*Requirement:* Once you have read the entries below, repeat all of them exactly.

Input data START

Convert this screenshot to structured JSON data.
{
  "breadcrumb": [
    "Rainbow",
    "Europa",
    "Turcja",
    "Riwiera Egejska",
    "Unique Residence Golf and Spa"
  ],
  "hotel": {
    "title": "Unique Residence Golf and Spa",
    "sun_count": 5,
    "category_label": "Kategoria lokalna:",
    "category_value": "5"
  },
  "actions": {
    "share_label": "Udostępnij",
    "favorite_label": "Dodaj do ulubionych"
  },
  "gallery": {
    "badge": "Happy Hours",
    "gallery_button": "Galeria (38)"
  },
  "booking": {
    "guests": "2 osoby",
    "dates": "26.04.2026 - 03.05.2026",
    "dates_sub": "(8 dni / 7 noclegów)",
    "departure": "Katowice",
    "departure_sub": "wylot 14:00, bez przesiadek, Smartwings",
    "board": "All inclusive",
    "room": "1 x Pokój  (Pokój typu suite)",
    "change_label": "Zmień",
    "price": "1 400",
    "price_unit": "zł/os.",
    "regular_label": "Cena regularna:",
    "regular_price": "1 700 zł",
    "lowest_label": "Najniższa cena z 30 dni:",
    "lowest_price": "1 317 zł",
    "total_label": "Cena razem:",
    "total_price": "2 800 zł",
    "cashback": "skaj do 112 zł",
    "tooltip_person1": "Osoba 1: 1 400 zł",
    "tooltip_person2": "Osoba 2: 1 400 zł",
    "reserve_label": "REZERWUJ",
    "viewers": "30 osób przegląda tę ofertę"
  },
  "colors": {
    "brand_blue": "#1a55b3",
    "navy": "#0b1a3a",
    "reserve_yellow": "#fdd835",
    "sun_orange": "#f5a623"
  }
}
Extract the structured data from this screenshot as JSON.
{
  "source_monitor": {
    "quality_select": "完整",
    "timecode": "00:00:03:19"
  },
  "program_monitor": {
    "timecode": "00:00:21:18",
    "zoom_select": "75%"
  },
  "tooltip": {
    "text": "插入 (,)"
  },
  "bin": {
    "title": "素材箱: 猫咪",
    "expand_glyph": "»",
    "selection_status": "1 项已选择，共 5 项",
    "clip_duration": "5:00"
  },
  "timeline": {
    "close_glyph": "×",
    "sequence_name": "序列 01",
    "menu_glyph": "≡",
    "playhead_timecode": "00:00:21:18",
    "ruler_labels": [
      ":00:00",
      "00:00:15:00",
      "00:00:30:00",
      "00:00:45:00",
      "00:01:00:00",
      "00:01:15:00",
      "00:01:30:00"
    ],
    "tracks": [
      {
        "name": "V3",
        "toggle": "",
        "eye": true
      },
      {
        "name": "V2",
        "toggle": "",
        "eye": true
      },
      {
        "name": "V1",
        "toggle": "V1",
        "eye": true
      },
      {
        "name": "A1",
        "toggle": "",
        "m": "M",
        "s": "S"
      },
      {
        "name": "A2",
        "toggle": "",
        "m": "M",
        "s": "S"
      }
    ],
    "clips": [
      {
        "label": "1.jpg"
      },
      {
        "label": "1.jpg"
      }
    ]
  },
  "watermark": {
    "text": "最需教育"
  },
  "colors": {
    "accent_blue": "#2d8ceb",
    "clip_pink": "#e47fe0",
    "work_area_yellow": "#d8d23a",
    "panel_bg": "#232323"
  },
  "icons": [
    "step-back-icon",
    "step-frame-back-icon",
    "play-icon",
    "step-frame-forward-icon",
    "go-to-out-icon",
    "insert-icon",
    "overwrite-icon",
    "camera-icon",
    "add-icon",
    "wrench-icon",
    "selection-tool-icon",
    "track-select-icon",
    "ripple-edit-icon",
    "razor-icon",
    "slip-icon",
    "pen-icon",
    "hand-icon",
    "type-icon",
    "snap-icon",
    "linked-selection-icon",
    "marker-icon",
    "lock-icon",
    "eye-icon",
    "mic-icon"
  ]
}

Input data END

*Expected answer:*
Convert this screenshot to structured JSON data.
{
  "breadcrumb": [
    "Rainbow",
    "Europa",
    "Turcja",
    "Riwiera Egejska",
    "Unique Residence Golf and Spa"
  ],
  "hotel": {
    "title": "Unique Residence Golf and Spa",
    "sun_count": 5,
    "category_label": "Kategoria lokalna:",
    "category_value": "5"
  },
  "actions": {
    "share_label": "Udostępnij",
    "favorite_label": "Dodaj do ulubionych"
  },
  "gallery": {
    "badge": "Happy Hours",
    "gallery_button": "Galeria (38)"
  },
  "booking": {
    "guests": "2 osoby",
    "dates": "26.04.2026 - 03.05.2026",
    "dates_sub": "(8 dni / 7 noclegów)",
    "departure": "Katowice",
    "departure_sub": "wylot 14:00, bez przesiadek, Smartwings",
    "board": "All inclusive",
    "room": "1 x Pokój  (Pokój typu suite)",
    "change_label": "Zmień",
    "price": "1 400",
    "price_unit": "zł/os.",
    "regular_label": "Cena regularna:",
    "regular_price": "1 700 zł",
    "lowest_label": "Najniższa cena z 30 dni:",
    "lowest_price": "1 317 zł",
    "total_label": "Cena razem:",
    "total_price": "2 800 zł",
    "cashback": "skaj do 112 zł",
    "tooltip_person1": "Osoba 1: 1 400 zł",
    "tooltip_person2": "Osoba 2: 1 400 zł",
    "reserve_label": "REZERWUJ",
    "viewers": "30 osób przegląda tę ofertę"
  },
  "colors": {
    "brand_blue": "#1a55b3",
    "navy": "#0b1a3a",
    "reserve_yellow": "#fdd835",
    "sun_orange": "#f5a623"
  }
}
Extract the structured data from this screenshot as JSON.
{
  "source_monitor": {
    "quality_select": "完整",
    "timecode": "00:00:03:19"
  },
  "program_monitor": {
    "timecode": "00:00:21:18",
    "zoom_select": "75%"
  },
  "tooltip": {
    "text": "插入 (,)"
  },
  "bin": {
    "title": "素材箱: 猫咪",
    "expand_glyph": "»",
    "selection_status": "1 项已选择，共 5 项",
    "clip_duration": "5:00"
  },
  "timeline": {
    "close_glyph": "×",
    "sequence_name": "序列 01",
    "menu_glyph": "≡",
    "playhead_timecode": "00:00:21:18",
    "ruler_labels": [
      ":00:00",
      "00:00:15:00",
      "00:00:30:00",
      "00:00:45:00",
      "00:01:00:00",
      "00:01:15:00",
      "00:01:30:00"
    ],
    "tracks": [
      {
        "name": "V3",
        "toggle": "",
        "eye": true
      },
      {
        "name": "V2",
        "toggle": "",
        "eye": true
      },
      {
        "name": "V1",
        "toggle": "V1",
        "eye": true
      },
      {
        "name": "A1",
        "toggle": "",
        "m": "M",
        "s": "S"
      },
      {
        "name": "A2",
        "toggle": "",
        "m": "M",
        "s": "S"
      }
    ],
    "clips": [
      {
        "label": "1.jpg"
      },
      {
        "label": "1.jpg"
      }
    ]
  },
  "watermark": {
    "text": "最需教育"
  },
  "colors": {
    "accent_blue": "#2d8ceb",
    "clip_pink": "#e47fe0",
    "work_area_yellow": "#d8d23a",
    "panel_bg": "#232323"
  },
  "icons": [
    "step-back-icon",
    "step-frame-back-icon",
    "play-icon",
    "step-frame-forward-icon",
    "go-to-out-icon",
    "insert-icon",
    "overwrite-icon",
    "camera-icon",
    "add-icon",
    "wrench-icon",
    "selection-tool-icon",
    "track-select-icon",
    "ripple-edit-icon",
    "razor-icon",
    "slip-icon",
    "pen-icon",
    "hand-icon",
    "type-icon",
    "snap-icon",
    "linked-selection-icon",
    "marker-icon",
    "lock-icon",
    "eye-icon",
    "mic-icon"
  ]
}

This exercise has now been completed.